Kevin, meanwhile, spent six seasons in the Tigers’ system before the Rockies selected him in the minor league phase of the Rule 5 draft. Granted free agency next fall, Kevin went on to work for the Padres and Indians before he was released in April 2000. Kevin signed with Somerset of the independent Atlantic League, which was where the Angels found him in June 2000.
Kevin was signed to replace his high school teammate, Shawn Wooten, who’d been promoted from Double-A Erie to Triple-A Edmonton. Shawn was a journeyman story in his own right, having played for the Tigers in the minors and for independent Moose Jaw in the Prairie League before the Angels signed him in February 1997. “Woot” eventually reached the major leagues, and was part of the Anaheim Angels’ world championship ballclub in 2002.
In 2001, Kevin began the year with Triple-A Salt Lake but was released in July. He was signed by the Cardinals, who released him at season’s end. His original team, the Detroit Tigers, called and asked if he might want to pitch. Kevin had appeared in emergency relief several times over his career, including ten games in 1998. This would prolong his career, so Kevin said yes. But after posting a 5.84 ERA in 23 games (including 13 starts) for Erie (now a Tigers affiliate), he was released at season’s end.
Kevin briefly found himself back in independent ball with Somerset in 2005 — 23 games as a catcher, three games as a pitcher — before calling it a career.
Cory was traded in January 2001 to Oakland, where he blossomed. He was 13-6 with a 3.59 ERA in 2001, and 8-10 with a 3.89 ERA in 2002. But he was traded to Toronto, where he toiled for a year, granted free agency, signed with Cincinnati, eventually was picked up on waivers by Philadelphia, and there he remained until he was traded in late July to the Yankees.
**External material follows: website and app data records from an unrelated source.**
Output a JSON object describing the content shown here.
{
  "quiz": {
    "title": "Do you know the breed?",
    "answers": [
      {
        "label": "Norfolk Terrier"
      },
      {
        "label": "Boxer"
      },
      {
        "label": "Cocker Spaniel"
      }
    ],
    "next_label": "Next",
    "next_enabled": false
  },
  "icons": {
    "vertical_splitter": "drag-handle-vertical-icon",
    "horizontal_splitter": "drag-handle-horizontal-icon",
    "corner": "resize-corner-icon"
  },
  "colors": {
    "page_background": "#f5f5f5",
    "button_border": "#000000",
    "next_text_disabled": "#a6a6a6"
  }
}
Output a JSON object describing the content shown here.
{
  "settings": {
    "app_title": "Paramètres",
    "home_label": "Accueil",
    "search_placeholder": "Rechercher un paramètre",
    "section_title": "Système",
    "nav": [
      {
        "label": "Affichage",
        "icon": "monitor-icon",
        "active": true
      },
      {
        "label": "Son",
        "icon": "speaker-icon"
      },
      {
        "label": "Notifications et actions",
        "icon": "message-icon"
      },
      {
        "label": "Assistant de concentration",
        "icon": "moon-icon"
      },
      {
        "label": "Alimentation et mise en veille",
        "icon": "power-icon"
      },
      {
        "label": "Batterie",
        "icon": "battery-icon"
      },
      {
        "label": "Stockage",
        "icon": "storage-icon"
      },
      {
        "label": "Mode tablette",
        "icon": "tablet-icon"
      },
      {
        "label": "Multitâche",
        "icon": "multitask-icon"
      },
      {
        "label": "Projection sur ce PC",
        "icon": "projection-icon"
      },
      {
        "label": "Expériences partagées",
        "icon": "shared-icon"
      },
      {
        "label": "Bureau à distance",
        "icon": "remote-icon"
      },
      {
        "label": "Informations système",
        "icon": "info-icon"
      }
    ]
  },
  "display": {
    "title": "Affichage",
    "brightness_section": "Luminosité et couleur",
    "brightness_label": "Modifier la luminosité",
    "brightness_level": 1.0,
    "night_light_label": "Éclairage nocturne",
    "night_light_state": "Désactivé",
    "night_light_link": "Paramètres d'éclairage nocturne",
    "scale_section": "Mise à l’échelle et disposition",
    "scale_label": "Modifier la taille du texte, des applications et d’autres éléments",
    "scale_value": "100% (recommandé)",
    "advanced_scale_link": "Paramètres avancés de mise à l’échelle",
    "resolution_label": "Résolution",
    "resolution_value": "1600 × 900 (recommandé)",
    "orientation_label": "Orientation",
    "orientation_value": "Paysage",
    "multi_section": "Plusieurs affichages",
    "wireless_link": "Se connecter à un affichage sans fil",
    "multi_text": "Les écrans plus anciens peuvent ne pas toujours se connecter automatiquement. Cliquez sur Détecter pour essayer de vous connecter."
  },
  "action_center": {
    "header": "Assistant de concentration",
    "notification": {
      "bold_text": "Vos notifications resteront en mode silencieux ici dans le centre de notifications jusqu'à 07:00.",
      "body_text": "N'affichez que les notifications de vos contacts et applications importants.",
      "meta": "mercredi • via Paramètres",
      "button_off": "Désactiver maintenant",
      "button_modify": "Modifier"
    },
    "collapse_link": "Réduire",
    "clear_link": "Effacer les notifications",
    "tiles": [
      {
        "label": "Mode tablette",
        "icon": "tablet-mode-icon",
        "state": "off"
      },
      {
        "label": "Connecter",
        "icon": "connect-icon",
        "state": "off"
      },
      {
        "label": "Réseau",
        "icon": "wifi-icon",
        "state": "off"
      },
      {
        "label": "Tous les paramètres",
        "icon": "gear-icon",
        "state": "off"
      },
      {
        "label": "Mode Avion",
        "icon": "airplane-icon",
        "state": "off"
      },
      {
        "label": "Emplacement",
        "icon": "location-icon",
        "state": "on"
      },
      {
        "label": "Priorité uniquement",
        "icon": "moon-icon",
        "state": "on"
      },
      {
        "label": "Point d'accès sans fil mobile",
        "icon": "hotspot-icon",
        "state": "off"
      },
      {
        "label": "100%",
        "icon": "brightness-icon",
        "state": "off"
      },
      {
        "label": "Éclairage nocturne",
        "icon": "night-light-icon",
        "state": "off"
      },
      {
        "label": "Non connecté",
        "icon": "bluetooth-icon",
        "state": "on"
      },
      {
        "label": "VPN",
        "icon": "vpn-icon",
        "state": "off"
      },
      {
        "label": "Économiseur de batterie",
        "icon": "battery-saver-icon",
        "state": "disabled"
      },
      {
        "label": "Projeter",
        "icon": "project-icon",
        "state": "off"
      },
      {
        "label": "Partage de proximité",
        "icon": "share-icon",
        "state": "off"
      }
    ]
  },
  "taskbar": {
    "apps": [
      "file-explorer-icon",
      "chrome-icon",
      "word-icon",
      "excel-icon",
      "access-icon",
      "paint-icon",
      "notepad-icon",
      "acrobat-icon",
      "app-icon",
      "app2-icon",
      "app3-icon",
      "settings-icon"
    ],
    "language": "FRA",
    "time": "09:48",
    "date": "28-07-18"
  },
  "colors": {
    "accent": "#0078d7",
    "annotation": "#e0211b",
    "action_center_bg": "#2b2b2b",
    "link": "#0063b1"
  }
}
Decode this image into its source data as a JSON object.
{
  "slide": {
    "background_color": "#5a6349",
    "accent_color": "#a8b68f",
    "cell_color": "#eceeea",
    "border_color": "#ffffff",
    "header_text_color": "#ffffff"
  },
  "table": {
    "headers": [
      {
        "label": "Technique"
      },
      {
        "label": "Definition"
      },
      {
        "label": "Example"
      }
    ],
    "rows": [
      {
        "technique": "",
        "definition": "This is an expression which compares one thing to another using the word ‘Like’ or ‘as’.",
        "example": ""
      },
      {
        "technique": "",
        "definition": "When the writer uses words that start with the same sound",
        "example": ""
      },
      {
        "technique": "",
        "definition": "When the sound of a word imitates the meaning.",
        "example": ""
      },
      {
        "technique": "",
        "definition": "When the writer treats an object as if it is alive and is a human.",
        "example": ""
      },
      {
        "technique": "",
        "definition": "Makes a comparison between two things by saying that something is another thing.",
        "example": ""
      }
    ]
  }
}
The Lidles and Wooten were part of a remarkable baseball program at South Hills. Jason and Jeremy Giambi were their teammates, as was pitcher Aaron Small. Cory and Jason were reunited with the Yankees. He just missed Aaron, who’d been demoted by the Yankees to Triple-A Columbus in late June.
Jeremy Giambi’s last season was 2004, a minor league stint with the Dodgers. He was in camp with the Chicago White Sox in March 2005 when his name was linked to the breaking steroid abuse scandal. His brother Jason admitted using steroids too.
Shawn Wooten continues to toil in the minors. Granted free agency in December 2003, Woot signed with the Phillies but was granted free agency a year later. He signed with the Red Sox in January 2005, but they let him go in October. The Twins picked him up for 2006 and assigned him to Triple-A Rochester, where he hit. 253 this year in 104 games with six homers. He caught and DH’d for the Red Wings.
Cory’s death became a nationwide news story, and shone a spotlight on the unique relationship between the Lidles, the Giambis, and Wooten. Their local paper, the Inland Valley Daily Bulletin, has a story about the reaction at South Hills and how their alumni had played such a prominent role in one of the more successful baseball programs in Southern California at that time.
For me personally, it recalled the brief time I got to know Kevin, his friendship with Shawn, and how they were just regular guys living the life of baseball journeymen hoping they’d one day get a break.
As much as we focus on top prospects, the reality is that the journeymen really are the life and blood of the profession. The prospects need teammates, and in particular pitchers need experienced catchers who can call their games, study their mechanics, minimize defensive mistakes and groom them for the next step on the ladder to the majors. Bull Durham was entertainment, but the relationship between journeyman Crash Davis and prospect Nook LaLoosh was all too real.
Kevin and Woot were the Crash Davis for many pitching prospects over the years. It’s a shame that it takes a tragedy to bring them to light.